Both Senators Naaten and Jallah has reportedly been in conflict since 2008 something the clergyman says is stalling development initiatives.
Speaking to reporters on Wednesday, March 23, 2016 in Monrovia, Rev. Mckay challenged the two men to forget whatsoever differences they may have and come together for the interest of the county and the citizens in fostering government’s decentralization policy.
The Lutheran Preacher said the senators’ attitudes have denied the county of basic development, while at the same time finances intended for construction of schools and hospital remain on hold at the bank.
He observed that such attitude can be likened to the Islamic militants group, Boko Haram’s attitudes noting “it is Boko Haram that does not want western education in Nigeria” but noted that the situation is not insurmountable provided both Senators are willing to bury their differences.

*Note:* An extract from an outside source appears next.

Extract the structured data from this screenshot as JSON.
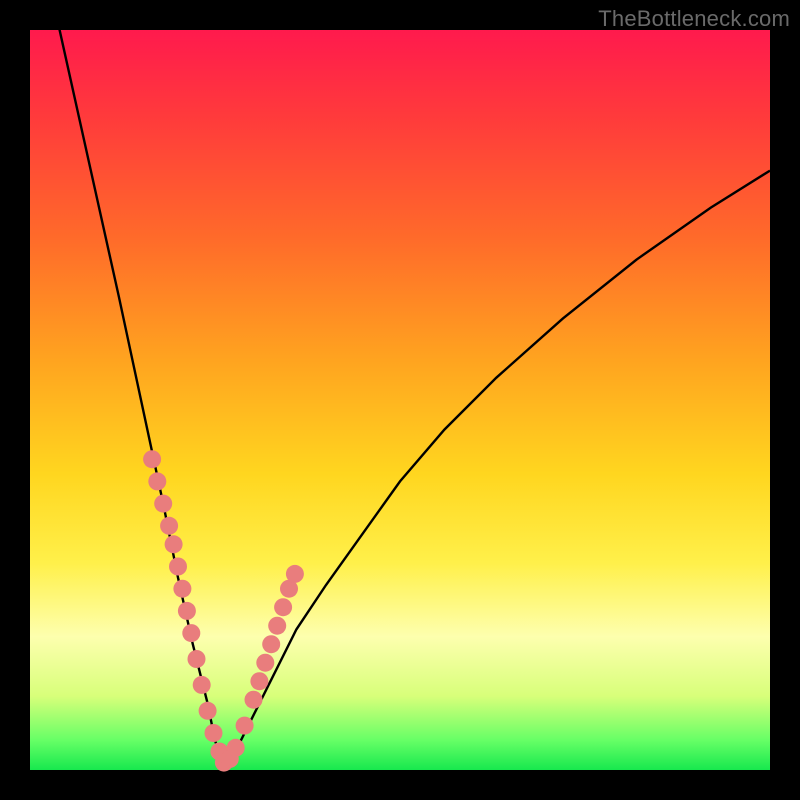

Such behavior, the Lutheran clergyman said, has trickled down to the ordinary citizens in Gbapolu to the extent that residents and local authorities do not even want to cohesively foster national agenda in the county for several years now.
He said due to the fact that the two lawmakers of the county do not get along well, the entire Gbapolu is divided over tribal lines. He observed that if the situation is not brought under control it will soon degenerate into serious traditional war in the county.

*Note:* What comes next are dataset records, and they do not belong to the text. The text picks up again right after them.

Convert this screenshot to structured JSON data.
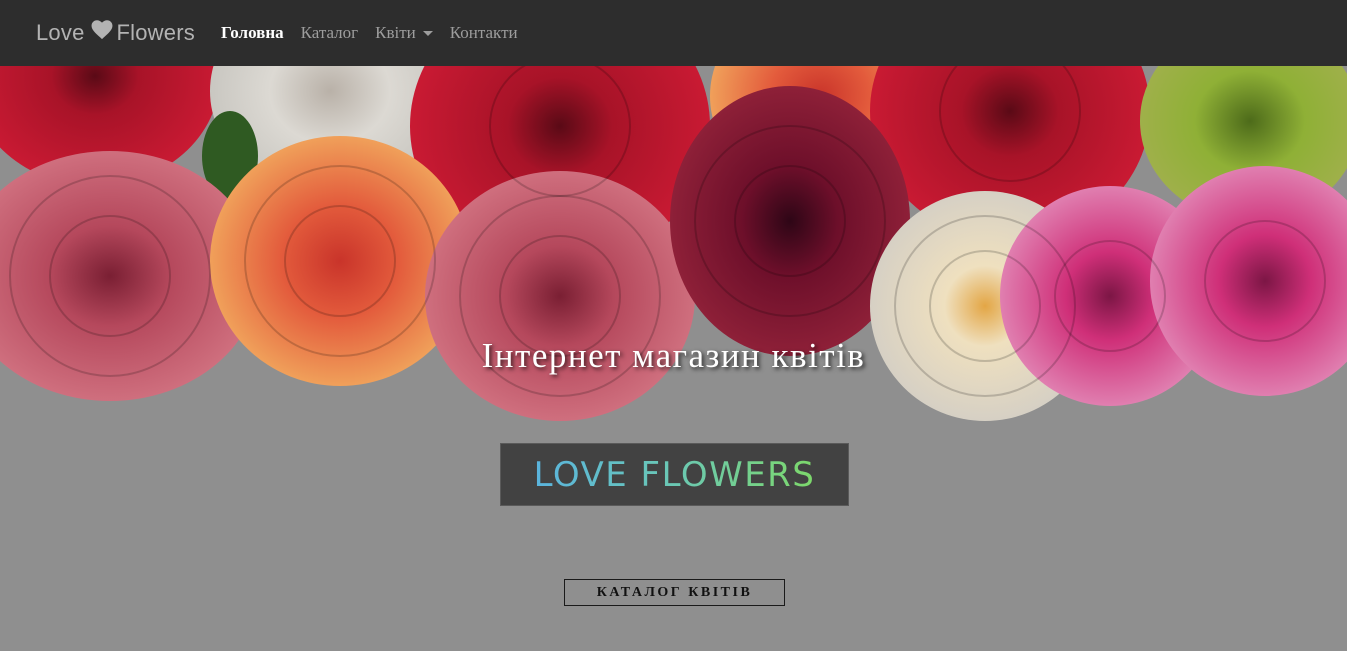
{
  "navbar": {
    "brand_left": "Love",
    "brand_icon": "heart-icon",
    "brand_right": "Flowers",
    "items": [
      {
        "label": "Головна",
        "active": true
      },
      {
        "label": "Каталог",
        "active": false
      },
      {
        "label": "Квіти",
        "active": false,
        "dropdown": true
      },
      {
        "label": "Контакти",
        "active": false
      }
    ]
  },
  "hero": {
    "title": "Інтернет магазин квітів",
    "logo_text": "LOVE FLOWERS",
    "cta_label": "КАТАЛОГ КВІТІВ"
  },
  "colors": {
    "navbar_bg": "#2d2d2d",
    "hero_bg": "#8f8f8f",
    "logo_gradient_start": "#5ab4de",
    "logo_gradient_end": "#7dd86a"
  }
}
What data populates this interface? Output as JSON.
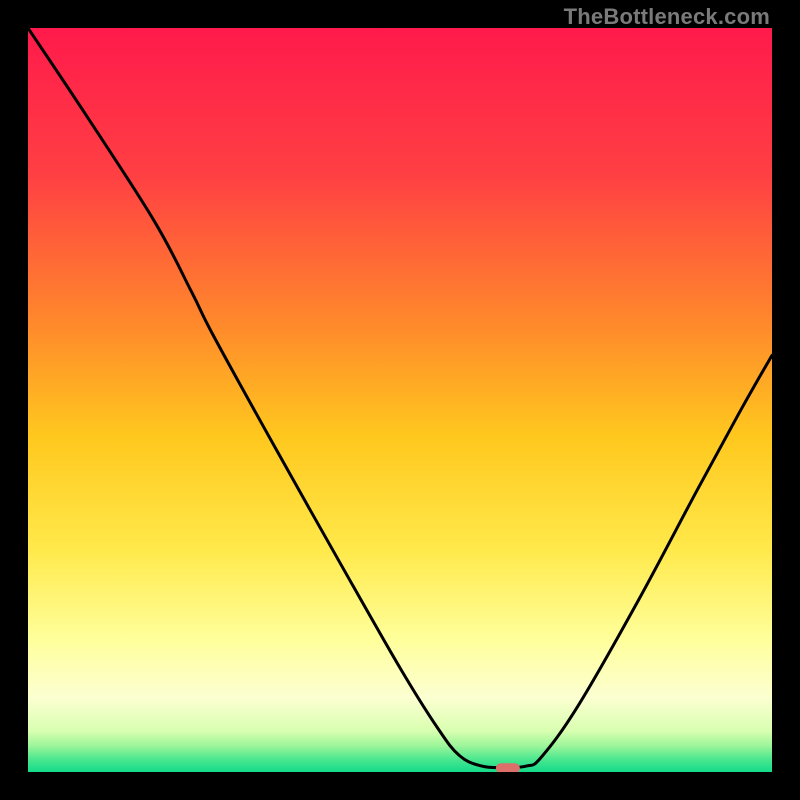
{
  "watermark": "TheBottleneck.com",
  "chart_data": {
    "type": "line",
    "title": "",
    "xlabel": "",
    "ylabel": "",
    "xlim": [
      0,
      100
    ],
    "ylim": [
      0,
      100
    ],
    "grid": false,
    "legend": false,
    "gradient_stops": [
      {
        "offset": 0.0,
        "color": "#ff1a4b"
      },
      {
        "offset": 0.2,
        "color": "#ff4043"
      },
      {
        "offset": 0.4,
        "color": "#ff8a2b"
      },
      {
        "offset": 0.55,
        "color": "#ffc81e"
      },
      {
        "offset": 0.7,
        "color": "#ffe94a"
      },
      {
        "offset": 0.82,
        "color": "#ffff9a"
      },
      {
        "offset": 0.9,
        "color": "#fcffd1"
      },
      {
        "offset": 0.945,
        "color": "#d8ffb0"
      },
      {
        "offset": 0.965,
        "color": "#9cf59a"
      },
      {
        "offset": 0.982,
        "color": "#4ee890"
      },
      {
        "offset": 1.0,
        "color": "#13db8a"
      }
    ],
    "curve_points": [
      {
        "x": 0.0,
        "y": 100.0
      },
      {
        "x": 8.0,
        "y": 88.0
      },
      {
        "x": 17.0,
        "y": 74.0
      },
      {
        "x": 22.0,
        "y": 64.5
      },
      {
        "x": 25.0,
        "y": 58.5
      },
      {
        "x": 33.0,
        "y": 44.0
      },
      {
        "x": 42.0,
        "y": 28.0
      },
      {
        "x": 50.0,
        "y": 14.0
      },
      {
        "x": 55.0,
        "y": 6.0
      },
      {
        "x": 58.0,
        "y": 2.2
      },
      {
        "x": 61.0,
        "y": 0.8
      },
      {
        "x": 64.0,
        "y": 0.6
      },
      {
        "x": 67.0,
        "y": 0.8
      },
      {
        "x": 69.0,
        "y": 2.0
      },
      {
        "x": 74.0,
        "y": 9.0
      },
      {
        "x": 82.0,
        "y": 23.0
      },
      {
        "x": 90.0,
        "y": 38.0
      },
      {
        "x": 96.0,
        "y": 49.0
      },
      {
        "x": 100.0,
        "y": 56.0
      }
    ],
    "marker": {
      "x": 64.5,
      "y": 0.5,
      "color": "#dd6f6a"
    }
  }
}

He is therefore appealing to Vice President Joseph N. Boakai to kindly intervene and bring the situation under control.
Rev. Mckay said he is optimistic that with the traditional background of the VP Boakai, the situation can be resolved through an amicable and traditional minor in the county.
When contacted via mobile phone, the two lawmakers refused to comment on the matter but said “there is no conflict in the county, we are working.”